Japan Post Bank to start in-house stock investments

JIJI

Japan Post Bank plans to start in-house investments in stocks in the second half of 2016, according to Katsunori Sago, the bank’s vice president in charge of asset management.

The bank’s policy for more diversified and sophisticated asset management “will not be affected” by the recent slump of stock prices, Sago said in a recent interview.

“We need to take care not to let buying opportunities slip by” due to fears of investment risks, he said.

Japan Post Bank, the banking unit of Japan Post Holdings Co., plans to diversify investment targets to boost returns amid very low interest rates.

At the end of September 2015, the bank had approximately ¥205 trillion in assets under management, of which Japanese government bonds accounted for 45.2 percent. It makes stock investments through consignment to trust banks, but has stopped short of in-house investments due to lack of qualified personnel and computer systems.

“We hope to increase the number of employees involved in asset management by at least 30 percent in the next 18 months to two years” from the current level of about 100, Sago said.

Sago joined Japan Post Bank as vice president in June 2015, after serving as vice president and vice chairman of Goldman Sachs Japan Co.

In the interview, Sago said the balance of the bank’s satellite portfolio, made up of corporate debt, stocks and foreign securities, will likely reach ¥60 trillion during fiscal 2016, which starts in April, ahead of its goal of the end of fiscal 2017.

The target balance, up from ¥48 trillion at the end of fiscal 2014, could be achieved by the end of March this year, depending on market conditions, he said.

Japan Post Bank plans to start private equity investments by the end of March at the earliest and no later than June, he said.

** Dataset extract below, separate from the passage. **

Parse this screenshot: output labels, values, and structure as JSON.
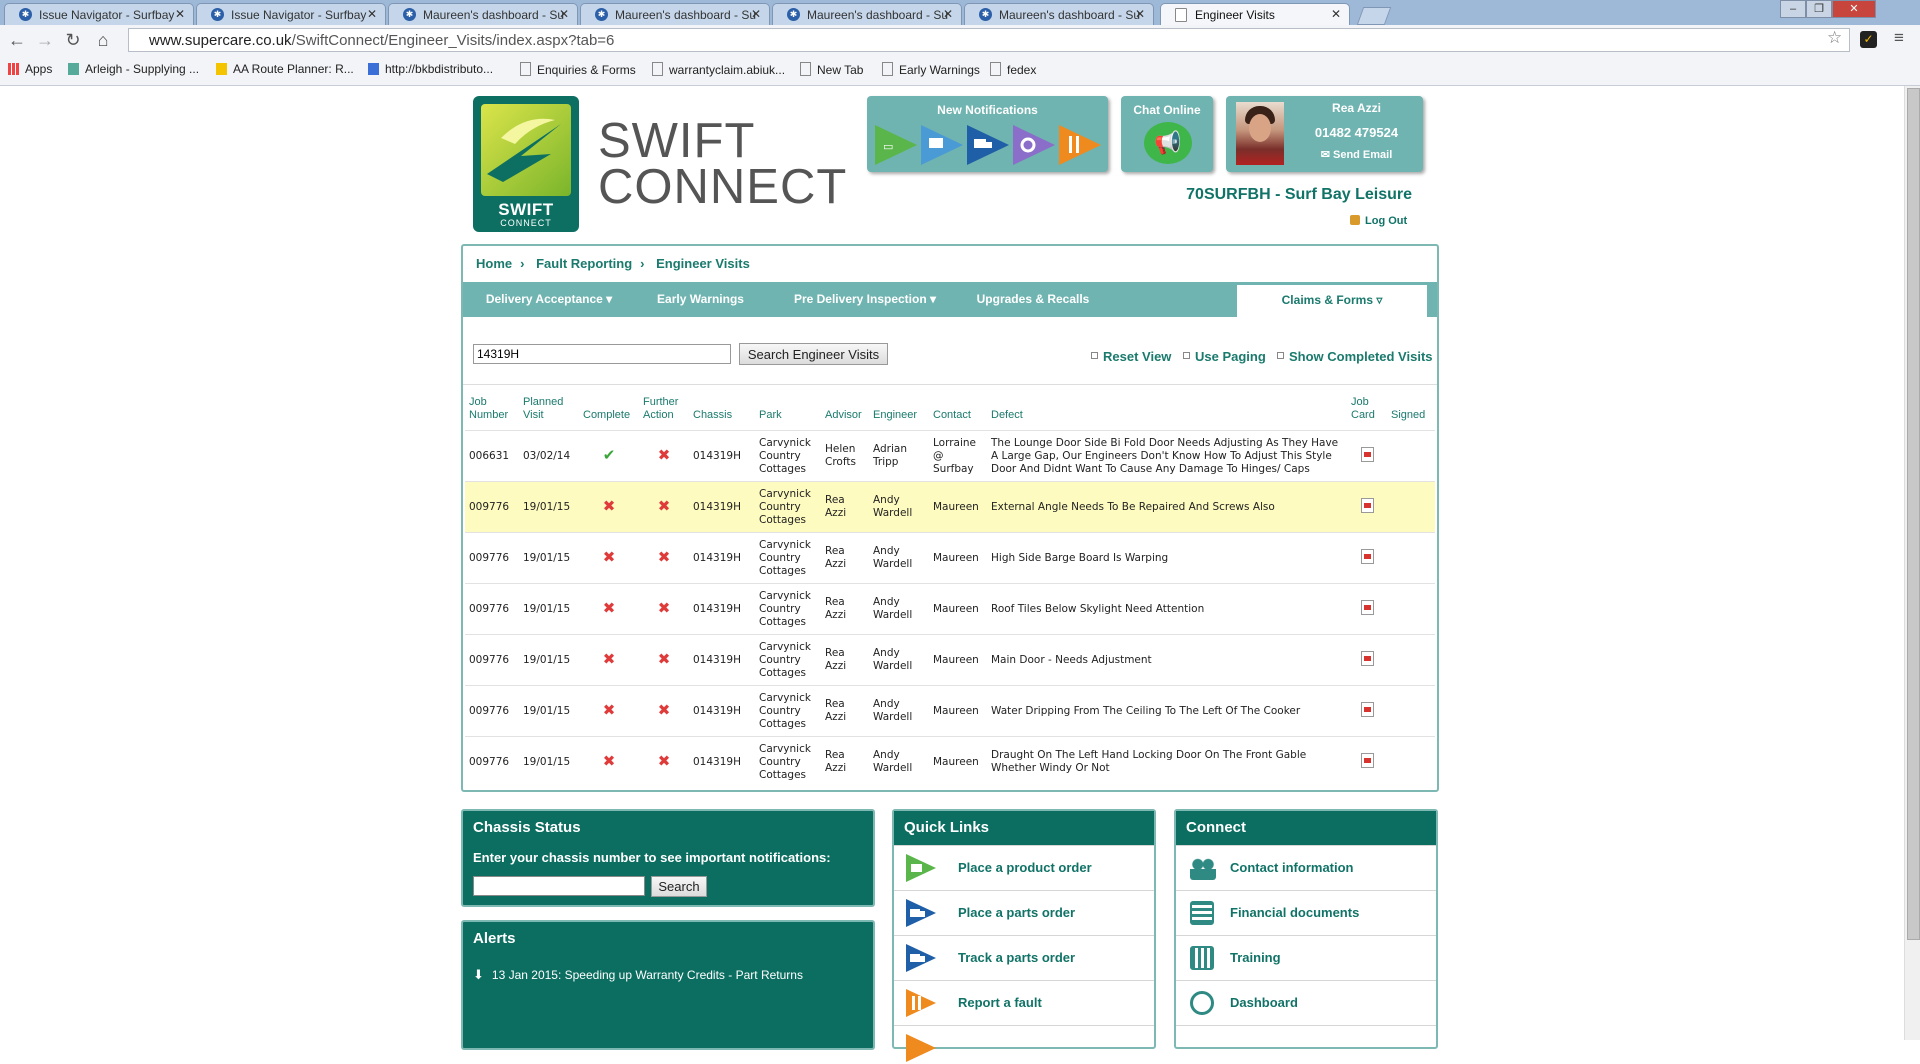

Sago expressed a positive attitude to working with regional banks to establish regional revitalization funds. Japan Post Bank is in talks with regional lenders, but none of them is close to an agreement, he said.